When my sister, Cheryl suggested that my little granddaughter, Shai, who was only ten years old, spend the last month of her summer vacation taking care of our parents, while Dad was recovering from a very serious set of circumstances beginning with Pancreatitis, and Mom was beginning treatment for a Large Diffuse B-Cell Lymphoma of the brain, I was sceptical, but Cheryl argued that Shai was a mature ten year old, and she could do it. I worked nearby, and could easily get to my parents house in a matter of minutes, and so it was settled. Shai made me so proud. She was like a professional nurse. I checked in with her, and she called me sometimes, but I never had to go over and rescue her. I went at lunch to help out, but my girl…well, she could handle it, and there was no doubt about it. Shai saved us that August. By the time school started again, Mom was enough better to help out with Dad, and handle most things that came up.
There are girls…and boys too, who just have that capability. They understand the things that need to be done, and they aren’t afraid to step up and do what is needed. They don’t look at the enormity of the situation, failure never enters their mind, they don’t seem to know the word can’t…they just do. I don’t say that my girl was the only girl like that, but I couldn’t have been more proud of how she handled that situation.
I was looking through some information in my Uncle Bill’s family history books, and I came across something that I didn’t know about before, but found very interesting. When my Uncle Bill was just a baby, my grandparents owned a hotel in Tomahawk, Wisconsin. The family lived in the hotel, and grandma ran it, while my grandfather was working at the papermill. It’s pretty hard to run a hotel, which most likely included cooking meals to sell to the guests, and still take care of a baby and a ten year old girl.
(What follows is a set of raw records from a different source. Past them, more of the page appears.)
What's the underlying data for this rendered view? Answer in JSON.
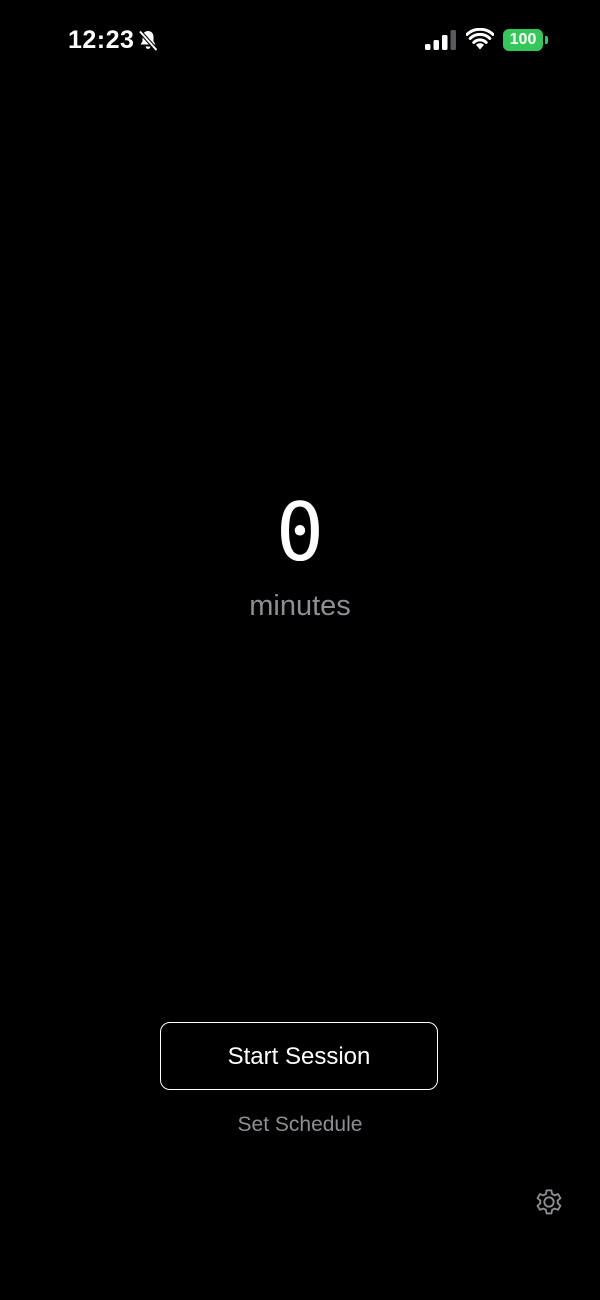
{
  "status_bar": {
    "time": "12:23",
    "silent_icon": "bell-slash-icon",
    "signal_icon": "cellular-signal-icon",
    "wifi_icon": "wifi-icon",
    "battery_level": "100",
    "battery_color": "#34c759"
  },
  "counter": {
    "value": "0",
    "unit": "minutes"
  },
  "actions": {
    "start_label": "Start Session",
    "schedule_label": "Set Schedule"
  },
  "settings": {
    "icon": "gear-icon"
  },
  "colors": {
    "background": "#000000",
    "text": "#ffffff",
    "muted": "#8e8e93"
  }
}
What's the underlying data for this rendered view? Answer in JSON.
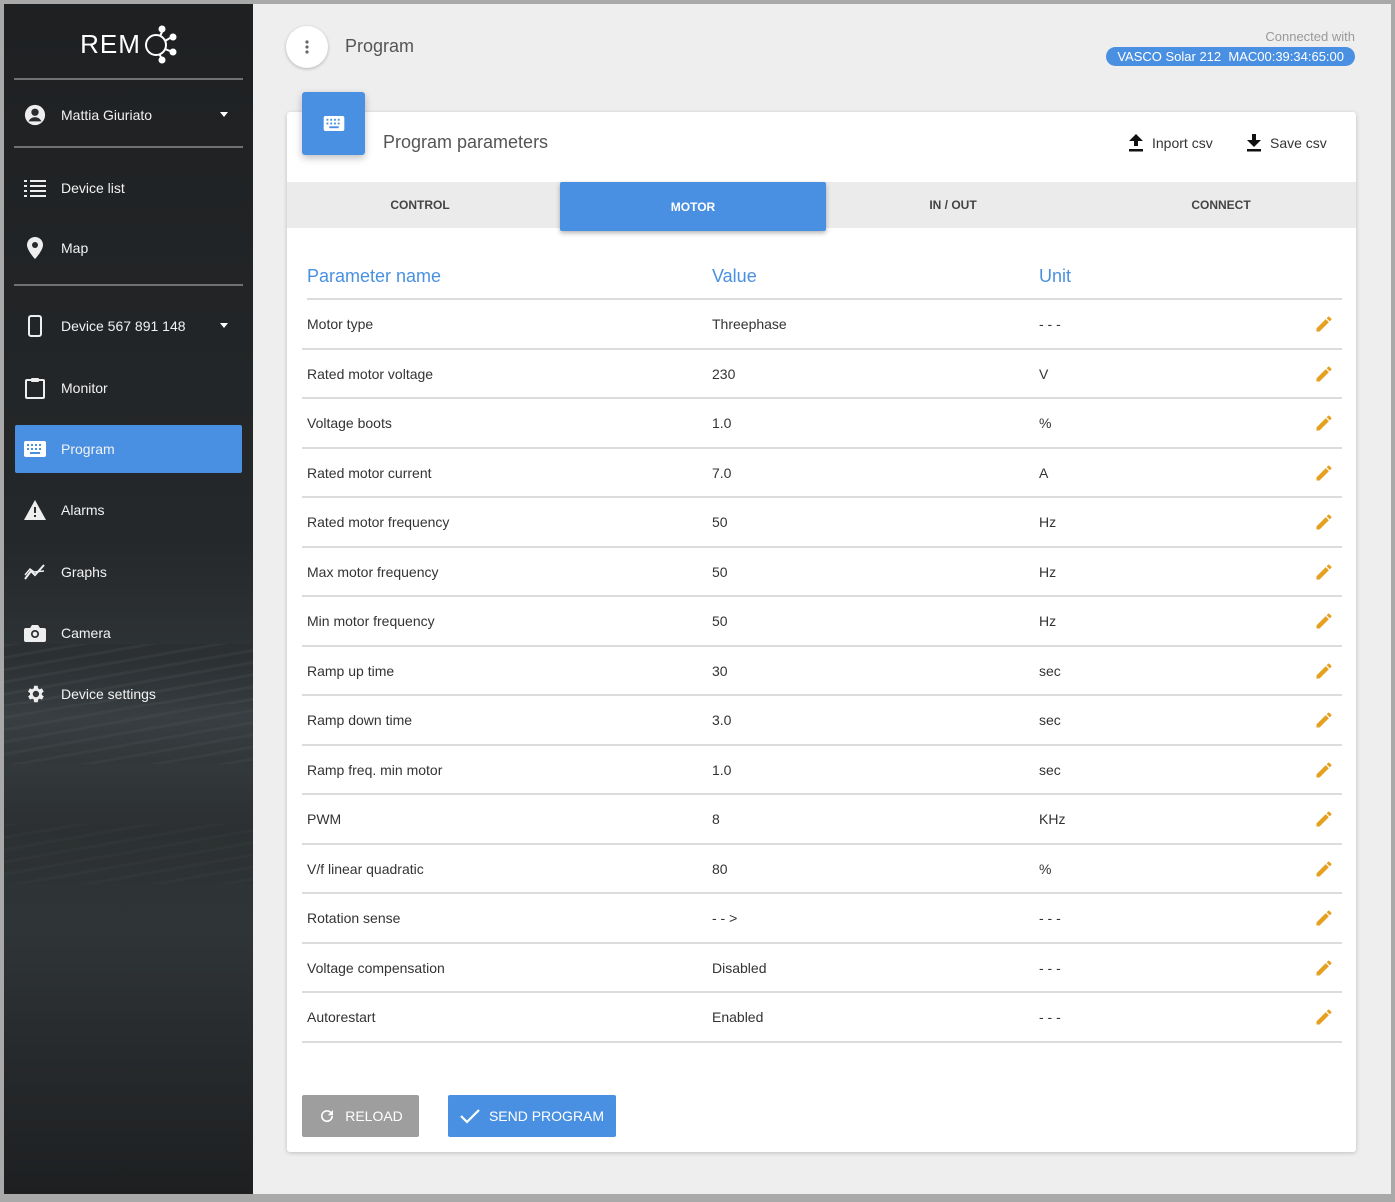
{
  "app": {
    "logo_text": "REM"
  },
  "sidebar": {
    "user": "Mattia Giuriato",
    "items": [
      {
        "label": "Device list"
      },
      {
        "label": "Map"
      },
      {
        "label": "Device 567 891 148"
      },
      {
        "label": "Monitor"
      },
      {
        "label": "Program"
      },
      {
        "label": "Alarms"
      },
      {
        "label": "Graphs"
      },
      {
        "label": "Camera"
      },
      {
        "label": "Device settings"
      }
    ]
  },
  "header": {
    "title": "Program",
    "connected_label": "Connected with",
    "connected_device": "VASCO Solar 212  MAC00:39:34:65:00"
  },
  "card": {
    "title": "Program parameters",
    "import_label": "Inport csv",
    "save_label": "Save csv",
    "tabs": [
      "CONTROL",
      "MOTOR",
      "IN / OUT",
      "CONNECT"
    ],
    "active_tab": "MOTOR",
    "columns": {
      "name": "Parameter name",
      "value": "Value",
      "unit": "Unit"
    },
    "rows": [
      {
        "name": "Motor type",
        "value": "Threephase",
        "unit": "- - -"
      },
      {
        "name": "Rated motor voltage",
        "value": "230",
        "unit": "V"
      },
      {
        "name": "Voltage boots",
        "value": "1.0",
        "unit": "%"
      },
      {
        "name": "Rated motor current",
        "value": "7.0",
        "unit": "A"
      },
      {
        "name": "Rated motor frequency",
        "value": "50",
        "unit": "Hz"
      },
      {
        "name": "Max motor frequency",
        "value": "50",
        "unit": "Hz"
      },
      {
        "name": "Min motor frequency",
        "value": "50",
        "unit": "Hz"
      },
      {
        "name": "Ramp up time",
        "value": "30",
        "unit": "sec"
      },
      {
        "name": "Ramp down time",
        "value": "3.0",
        "unit": "sec"
      },
      {
        "name": "Ramp freq. min motor",
        "value": "1.0",
        "unit": "sec"
      },
      {
        "name": "PWM",
        "value": "8",
        "unit": "KHz"
      },
      {
        "name": "V/f linear quadratic",
        "value": "80",
        "unit": "%"
      },
      {
        "name": "Rotation sense",
        "value": "- - >",
        "unit": "- - -"
      },
      {
        "name": "Voltage compensation",
        "value": "Disabled",
        "unit": "- - -"
      },
      {
        "name": "Autorestart",
        "value": "Enabled",
        "unit": "- - -"
      }
    ],
    "reload_label": "RELOAD",
    "send_label": "SEND PROGRAM"
  },
  "colors": {
    "accent": "#4a90e2",
    "edit": "#e6a020",
    "button_grey": "#9e9e9e"
  }
}
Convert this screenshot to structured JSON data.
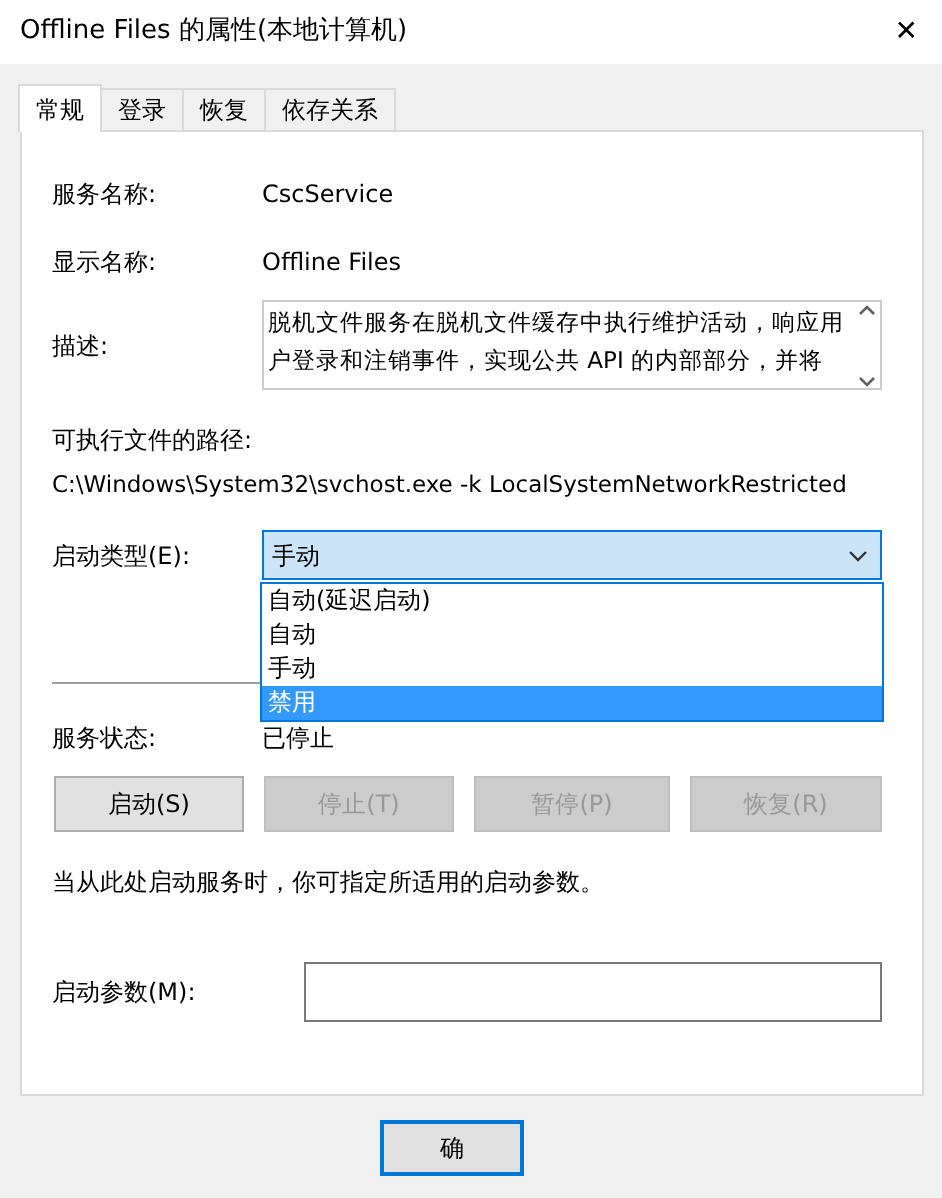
{
  "window": {
    "title": "Offline Files 的属性(本地计算机)",
    "close": "✕"
  },
  "tabs": [
    {
      "label": "常规",
      "selected": true
    },
    {
      "label": "登录",
      "selected": false
    },
    {
      "label": "恢复",
      "selected": false
    },
    {
      "label": "依存关系",
      "selected": false
    }
  ],
  "service_name": {
    "label": "服务名称:",
    "value": "CscService"
  },
  "display_name": {
    "label": "显示名称:",
    "value": "Offline Files"
  },
  "description": {
    "label": "描述:",
    "value": "脱机文件服务在脱机文件缓存中执行维护活动，响应用户登录和注销事件，实现公共 API 的内部部分，并将"
  },
  "path": {
    "label": "可执行文件的路径:",
    "value": "C:\\Windows\\System32\\svchost.exe -k LocalSystemNetworkRestricted"
  },
  "startup_type": {
    "label": "启动类型(E):",
    "value": "手动",
    "expanded": true,
    "options": [
      {
        "label": "自动(延迟启动)",
        "highlighted": false
      },
      {
        "label": "自动",
        "highlighted": false
      },
      {
        "label": "手动",
        "highlighted": false
      },
      {
        "label": "禁用",
        "highlighted": true
      }
    ]
  },
  "service_status": {
    "label": "服务状态:",
    "value": "已停止"
  },
  "service_buttons": [
    {
      "label": "启动(S)",
      "disabled": false
    },
    {
      "label": "停止(T)",
      "disabled": true
    },
    {
      "label": "暂停(P)",
      "disabled": true
    },
    {
      "label": "恢复(R)",
      "disabled": true
    }
  ],
  "hint": "当从此处启动服务时，你可指定所适用的启动参数。",
  "start_params": {
    "label": "启动参数(M):"
  },
  "footer_buttons": [
    {
      "label": "确"
    }
  ]
}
But, my Aunt Laura was not an ordinary ten year old girl…she was a mature ten year old girl, like someone else I know. While her dad worked at the papermill and her mom ran the hotel, my Aunt Laura took care of her little brother, Bill. He was a tiny little baby, and needed a lot of care, but that didn’t faze that ten year old girl. She had a job to do, and according to Uncle Bill’s writing, she did it very well. Taking care of a baby is no easy job…especially for a ten year old girl with little training. It didn’t matter. She was a mature ten year old, and she learned quickly, and in the end, her care for her little brother not only made her parents proud…it made her little brother very proud of what his big sister had done for him. A ten year old girl…can be amazing indeed, sometimes.
A few days ago, I received an email from a man named Cameron Von St James. He had read my blog, and knew from many of my stories that I have spent much of the last 7 1/2 years being a caregiver. It doesn’t matter what the illness is, when the need is serious, caregivers step up to provide much of the day to day care for those they love. It is a sacrifice that goes above and beyond what many people are able to grasp, and one that is rewarding beyond what most people will ever know. Cameron knew that story as well as I did, and he asked if I might share his wife’s story of survival with my readers.
Cameron’s wife, Heather was exposed to asbestos when her dad worked in construction. At the age of 36, just 3 months after giving birth to their beautiful daughter, Lily, they would receive the terrifying diagnosis of…Mesothelioma. No one knew what the dangers were back then. Sadly, that is the case with so many dangerous substances. By the time we know the dangers, so many people are already affected, but with new research, staying hopeful and positive and with much prayer, more people are beating cancer. It is my belief that our faith in God and His mercy and love for us is vital. I am so pleased that Heather has been blessed with a great victory over a type of cancer that almost always carries with it a death sentence.
Heather’s fight began at almost the same time as my mother’s brain tumor, and my cousin, Jim’s fight with Mesothelioma. My mother’s story had a happy ending in that her cancer was confined to her brain only, and had not started somewhere else in her body, which would have been much harder to cure. It is rare for a tumor to be found only in the brain. Her doctor, an amazing faith filled man named Dr Mills, told us that we were blessed in that hers was “just a Lymphoma” and it should be an easy fix. While hers could not be removed by surgery, it was a very slow growing cancer that was gone after 3 treatments, and after 6 more for good measure, she was done. She has been cancer free since January, 2007, and we give God all the glory.
Like Heather, my cousin Jim, was diagnosed with Mesothelioma. His story would not have the happy ending that Heather was so blessed to have. Jim passed away in February 1, 2006…he was 42 years old, and he never knew how he was exposed to asbestos. He left a son, Cody, who misses him terribly, as do we all. While Heather’s story will not be able to help Jim, it is my sincere hope that it will help others like Heather and Jim, who have been affected by this terrible disease. Please watch Heather’s story and read Cameron’s Blog for Caregivers, and be sure to pass them on to your friends. It is the hope of the Von St James family that it “might raise awareness and support for people fighting illness, and the caregivers who fight alongside them.”